The World Health Organization1 has identified that one of the six building blocks of a desired health system is a well performing health workforce. In Australia, there is an imperative to increase numbers of Aboriginal and Torres Strait Islander peoples working across the health professions. This is required to improve equitable health care access for Indigenous Australians and address health inequities between Indigenous and non-Indigenous people. The Australian Government’s National Aboriginal and Torres Strait Islander Health Workforce Strategic Framework 2 recommends that increasing an Indigenous health workforce can be achieved through appropriate education, training, recruitment and retention strategies. In addition, pipeline programs following and supporting Indigenous students from secondary to tertiary education have been identified as critical success factors for increasing access to health careers 3. Australian Universities have implemented different approaches to improving Indigenous admissions access.
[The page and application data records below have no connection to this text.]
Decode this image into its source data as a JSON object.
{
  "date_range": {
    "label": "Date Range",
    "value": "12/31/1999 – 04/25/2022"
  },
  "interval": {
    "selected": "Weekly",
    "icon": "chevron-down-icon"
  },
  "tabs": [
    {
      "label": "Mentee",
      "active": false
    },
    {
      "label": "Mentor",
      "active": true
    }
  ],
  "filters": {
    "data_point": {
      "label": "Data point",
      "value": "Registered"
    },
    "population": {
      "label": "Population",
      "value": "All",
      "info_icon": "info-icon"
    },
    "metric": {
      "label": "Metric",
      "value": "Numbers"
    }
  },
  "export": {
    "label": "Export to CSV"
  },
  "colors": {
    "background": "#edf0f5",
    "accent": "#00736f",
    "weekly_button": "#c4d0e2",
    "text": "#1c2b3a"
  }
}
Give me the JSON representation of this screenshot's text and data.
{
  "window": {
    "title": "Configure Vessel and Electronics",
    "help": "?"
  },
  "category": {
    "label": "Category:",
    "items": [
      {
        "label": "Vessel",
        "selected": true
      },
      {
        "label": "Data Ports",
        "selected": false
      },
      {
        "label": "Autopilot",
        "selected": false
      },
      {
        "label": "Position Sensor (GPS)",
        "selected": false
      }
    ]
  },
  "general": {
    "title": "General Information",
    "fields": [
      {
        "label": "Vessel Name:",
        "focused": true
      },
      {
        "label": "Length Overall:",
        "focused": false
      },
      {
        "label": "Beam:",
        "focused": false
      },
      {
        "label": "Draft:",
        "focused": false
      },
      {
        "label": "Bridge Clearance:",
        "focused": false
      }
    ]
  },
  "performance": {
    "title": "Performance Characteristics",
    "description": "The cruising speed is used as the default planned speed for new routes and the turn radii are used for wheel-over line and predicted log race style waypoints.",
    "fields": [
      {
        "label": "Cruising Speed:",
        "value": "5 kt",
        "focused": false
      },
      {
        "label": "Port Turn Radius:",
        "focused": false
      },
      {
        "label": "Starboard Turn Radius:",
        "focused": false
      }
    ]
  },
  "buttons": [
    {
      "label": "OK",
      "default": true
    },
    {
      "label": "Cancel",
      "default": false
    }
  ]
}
Monash University’s Faculty of Medicine Nursing and Health Science is one of the largest health Faculties in Australia. With ten schools and over 10,000 students the Faculty is well placed to be making a considerable contribution to increasing an Indigenous health workforce. Disciplines within the Faculty include: biomedicine, nursing and midwifery, physiotherapy, medicine and surgery, nutrition science, radiography and medical imaging, occupational therapy, social work, psychology, health sciences (with specialisations in emergency health and paramedic practice, public health and human services). In recent years the Faculty's Gukwonderuk Indigenous Engagement Unit has implemented several initiatives aiming to increase the number of Indigenous students entering and progressing through health science courses. The initiatives aim to build on community strengths and address several barriers to tertiary health science access. These have included, health academies, secondary school tutoring programs, an Indigenous Dean’s list, vertical peer program and pro-active early admissions interventions. Here we discuss these programs and describe some of the challenges and outcomes of these.